While the bill’s sponsors intend the extra revenues to be used to support Illinoisans with disabilities, hiking the estate tax would squeeze family farmers, reduce the accumulation of productive assets, encourage spendthrift behavior, fuel tax avoidance and evasion, and drive wealth to other states.
Tillman, of suburban Golf, centered his claims on Article IX Section 9(b) of the Illinois state constitution. Tillman argued that provision of the state constitution limits the state’s ability to borrow money.
The complaint particularly focuses on text requiring lawmakers to identify “specific purposes” for debt when issuing new long-term bonds. Tillman argues that “specific purposes” clause should be read to forbid state lawmakers from borrowing money to finance deficits or “plug holes” in the state’s budget, such as the shortfall faced by the state when funding pension obligations.
Tillman has argued lawmakers in both 2003 and 2017 failed to identify “specific purposes” when it issued bonds, and then unconstitutionally assigned to the state comptroller the power to decide how the borrowed money was spent.
Because the state systemically underestimates its pension debt, it also underestimates the taxpayer contributions necessary to keep the debt from growing each year. During the past decade, officially-reported growth in pension debt outpaced the state’s initial projections by $24 billion. Growth in annual taxpayer contributions exceeded state estimates by about 15% per year on average, causing taxpayers to contribute $7.6 billion more than projected during the decade. Still, that extra money has not slowed a mushrooming pension debt. The state’s regular upward revisions demonstrate Moody’s method, which is more in line with private sector standards, is more accurate.
Because employee contributions to the pension funds and benefits paid out are both fixed by state law, taxpayers must make up for any shortfall caused when investment returns miss rosy targets. For example, the largest of Illinois’ five state pension systems, the Teachers’ Retirement System, reported a 0.52% return on investment in fiscal year 2020, which included the first four months of the COVID-19 pandemic. That was far short of the TRS’s 7% return target and helped grow the debt.
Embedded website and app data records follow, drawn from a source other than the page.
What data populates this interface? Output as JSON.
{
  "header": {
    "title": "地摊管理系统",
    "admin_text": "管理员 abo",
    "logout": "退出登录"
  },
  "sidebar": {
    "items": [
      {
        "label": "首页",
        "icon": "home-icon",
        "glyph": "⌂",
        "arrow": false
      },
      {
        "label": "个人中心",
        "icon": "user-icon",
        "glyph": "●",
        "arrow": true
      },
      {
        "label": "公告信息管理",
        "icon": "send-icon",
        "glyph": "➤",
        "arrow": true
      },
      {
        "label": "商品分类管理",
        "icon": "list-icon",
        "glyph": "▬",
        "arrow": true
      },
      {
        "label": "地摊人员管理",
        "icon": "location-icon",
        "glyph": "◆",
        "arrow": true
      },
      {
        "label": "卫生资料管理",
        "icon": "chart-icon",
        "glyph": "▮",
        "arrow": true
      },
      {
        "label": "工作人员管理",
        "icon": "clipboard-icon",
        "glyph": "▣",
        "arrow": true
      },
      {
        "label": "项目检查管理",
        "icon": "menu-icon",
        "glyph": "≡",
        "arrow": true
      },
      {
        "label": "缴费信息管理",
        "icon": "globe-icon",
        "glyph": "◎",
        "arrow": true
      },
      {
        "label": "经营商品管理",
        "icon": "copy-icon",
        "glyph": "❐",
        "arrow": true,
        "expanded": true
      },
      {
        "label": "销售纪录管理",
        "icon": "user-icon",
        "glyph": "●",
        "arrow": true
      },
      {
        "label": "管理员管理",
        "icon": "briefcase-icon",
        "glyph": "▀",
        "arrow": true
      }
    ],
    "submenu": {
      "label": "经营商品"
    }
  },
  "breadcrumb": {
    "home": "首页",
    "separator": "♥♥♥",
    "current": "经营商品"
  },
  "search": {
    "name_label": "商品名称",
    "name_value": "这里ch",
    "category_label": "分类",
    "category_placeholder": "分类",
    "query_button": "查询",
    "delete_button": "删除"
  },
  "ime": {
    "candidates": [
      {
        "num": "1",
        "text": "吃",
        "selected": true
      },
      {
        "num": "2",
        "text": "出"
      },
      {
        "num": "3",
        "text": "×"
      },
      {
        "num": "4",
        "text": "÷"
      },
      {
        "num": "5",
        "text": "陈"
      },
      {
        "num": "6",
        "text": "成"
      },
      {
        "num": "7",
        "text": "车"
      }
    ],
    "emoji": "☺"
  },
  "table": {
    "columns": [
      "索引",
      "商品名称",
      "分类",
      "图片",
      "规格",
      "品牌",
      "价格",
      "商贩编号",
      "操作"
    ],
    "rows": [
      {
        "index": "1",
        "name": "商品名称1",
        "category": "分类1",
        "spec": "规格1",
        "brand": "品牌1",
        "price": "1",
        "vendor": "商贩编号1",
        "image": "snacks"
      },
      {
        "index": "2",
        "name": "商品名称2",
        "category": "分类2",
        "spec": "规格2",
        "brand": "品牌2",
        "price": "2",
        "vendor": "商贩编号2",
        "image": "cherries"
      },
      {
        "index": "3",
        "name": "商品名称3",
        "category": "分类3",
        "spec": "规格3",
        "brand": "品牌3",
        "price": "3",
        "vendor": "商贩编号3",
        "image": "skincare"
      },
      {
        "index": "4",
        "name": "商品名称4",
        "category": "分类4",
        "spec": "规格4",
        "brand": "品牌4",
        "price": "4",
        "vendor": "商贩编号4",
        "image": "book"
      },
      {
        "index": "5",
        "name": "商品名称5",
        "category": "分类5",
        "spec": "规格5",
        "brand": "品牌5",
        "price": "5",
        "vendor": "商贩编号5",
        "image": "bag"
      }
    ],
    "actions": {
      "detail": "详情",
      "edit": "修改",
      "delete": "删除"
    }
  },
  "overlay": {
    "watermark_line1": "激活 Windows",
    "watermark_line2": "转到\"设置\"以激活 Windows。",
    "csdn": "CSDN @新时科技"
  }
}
Despite the record increase in pension expenditures in the past several decades, Illinois’ pension system remains the nation’s worst by multiple measures. According to Moody’s Investors Service, Illinois’ pension debt was equal to 500% of the state’s revenues in fiscal year 2018 and almost 30% of the entire state economy, both the highest rates in the nation. At the same time, Illinois’ credit rating has been in precipitous decline and now sits at the lowest credit rating in the nation.
As pension debt continues to increase, so do required pension contributions. Pension contributions now consume 26.5% of the state’s general funds budget, up from less than 4% during the years 1990 through 1997.